The results of the EARNEST trial, published yesterday in the New England Journal of Medicine, provide support for the current World Health Organisation (WHO) guidelines for treating people with HIV whose initial treatment is no longer working.
EARNEST was a large trial, involving 1,277 people from 5 sub-Saharan African countries. It tested how best to treat people once their initial combination of antiretroviral drugs had stopped working.
Treating HIV usually involves a combination of several drugs from different classes, which target different stages of the virus’life cycle. When people first start HIV treatment, WHO currently recommend a combination of two drugs from the NRTI class and one NNRTI drug. However, over time the virus can develop resistance to some of these drugs, meaning the treatment no longer keeps the virus under control. When this happens, people need to change to a new combination of drugs (called second-line treatment).
WHO currently recommend that the standard second-line treatment should be a combination of a boosted PI (a different class of drug) plus two NRTI drugs. EARNEST tested whether replacing the two NRTI drugs with a drug called raltegravir (which is from the INSTI class)improves second-line treatment. It was thought that it could, as the virus may already have resistance to NRTI drugs, but is unlikely to be resistant to raltegravir.
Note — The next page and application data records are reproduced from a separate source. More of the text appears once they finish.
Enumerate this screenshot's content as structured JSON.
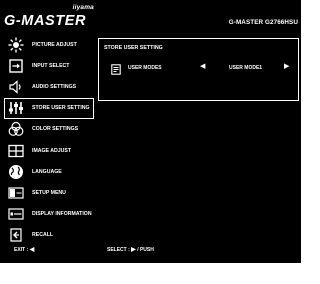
{
  "header": {
    "brand_sub": "iiyama",
    "brand": "G-MASTER",
    "model": "G-MASTER G2766HSU"
  },
  "menu": {
    "items": [
      {
        "label": "PICTURE ADJUST",
        "icon": "picture-adjust-icon"
      },
      {
        "label": "INPUT SELECT",
        "icon": "input-select-icon"
      },
      {
        "label": "AUDIO SETTINGS",
        "icon": "speaker-icon"
      },
      {
        "label": "STORE USER SETTING",
        "icon": "sliders-icon",
        "selected": true
      },
      {
        "label": "COLOR SETTINGS",
        "icon": "color-circles-icon"
      },
      {
        "label": "IMAGE ADJUST",
        "icon": "image-adjust-icon"
      },
      {
        "label": "LANGUAGE",
        "icon": "globe-icon"
      },
      {
        "label": "SETUP MENU",
        "icon": "setup-menu-icon"
      },
      {
        "label": "DISPLAY INFORMATION",
        "icon": "display-information-icon"
      },
      {
        "label": "RECALL",
        "icon": "recall-icon"
      }
    ]
  },
  "panel": {
    "title": "STORE USER SETTING",
    "row": {
      "label": "USER MODES",
      "value": "USER MODE1",
      "left_arrow": "◀",
      "right_arrow": "▶"
    }
  },
  "footer": {
    "exit_label": "EXIT :",
    "exit_arrow": "◀",
    "select_label": "SELECT :",
    "select_arrow": "▶",
    "select_suffix": "/ PUSH"
  }
}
EARNEST also tested whether giving the PI drug on its own (after 12 weeks of PI plus raltegravir) was as good as a combination of PI plus two NRTIs. It was thought that this approach may reduce side-effects without losing treatment effectiveness.
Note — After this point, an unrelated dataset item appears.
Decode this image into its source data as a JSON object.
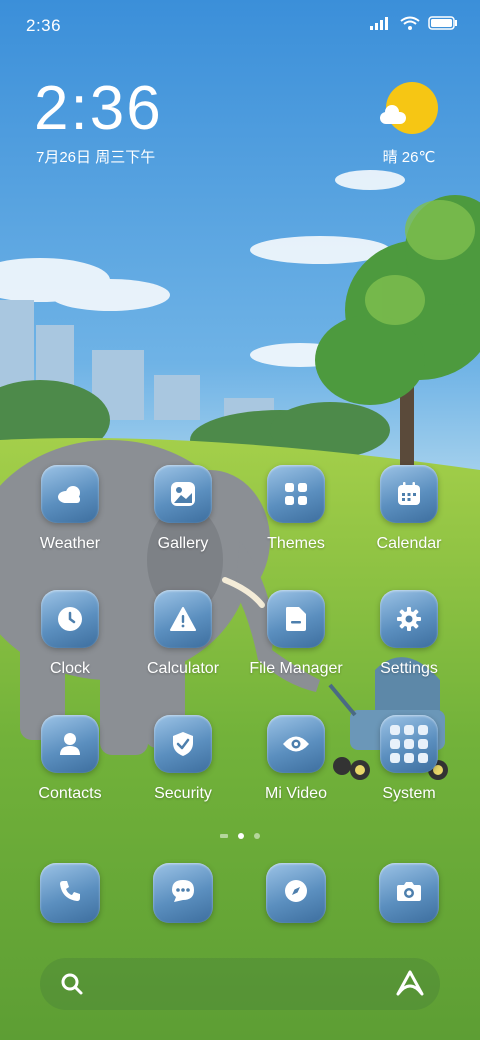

After almost two years on second-line treatment, EARNEST found that the combination of PI plus two NRTIs was safe and effective. This combination does well even when the drugs are selected without resistance testing, and when routine laboratory monitoring for side-effects is not available (which is the case in most sub-Saharan African countries).
The group who received the combination of the PI plus raltegravir had similar (equally good) HIV disease control to those who received the PI plus two NRTIs. However, raltegravir did not offer clear advantages over the two NRTIs, and its higher cost means that its use is not justified in public health programmes in this setting. The group who received the PI on its own did not have as good HIV disease control as the two other groups. The virus levels were more likely to be high, and resistance to the PI drug was more common in this group after almost two years. This suggests that the NRTI drugs do play an important part in second-line treatment, even in people whose virus has developed resistance to that class of drugs.
The results of EARNEST are highly relevant to sub-Saharan African settings, and other places with limited access to laboratory facilities. The second-line drugs in the trial were chosen without the doctor being able to test which drugs the virus had developed resistance to. Patients were monitored clinically, and regular tests to check the strength of their immune system were done every 3-4 months (typical of the usual monitoring in these African settings). Patients were given adherence counselling to help them keep taking their drugs regularly. But no regular viral load monitoring was available to doctors, as this test is currently not used routinely in public treatment programmes in most parts of Africa.
These results of EARNEST are surprising, but provide good evidence to support the current WHO recommendations for using a combination of a PI plus two NRTIs to treat people whose initial HIV treatment is no longer working.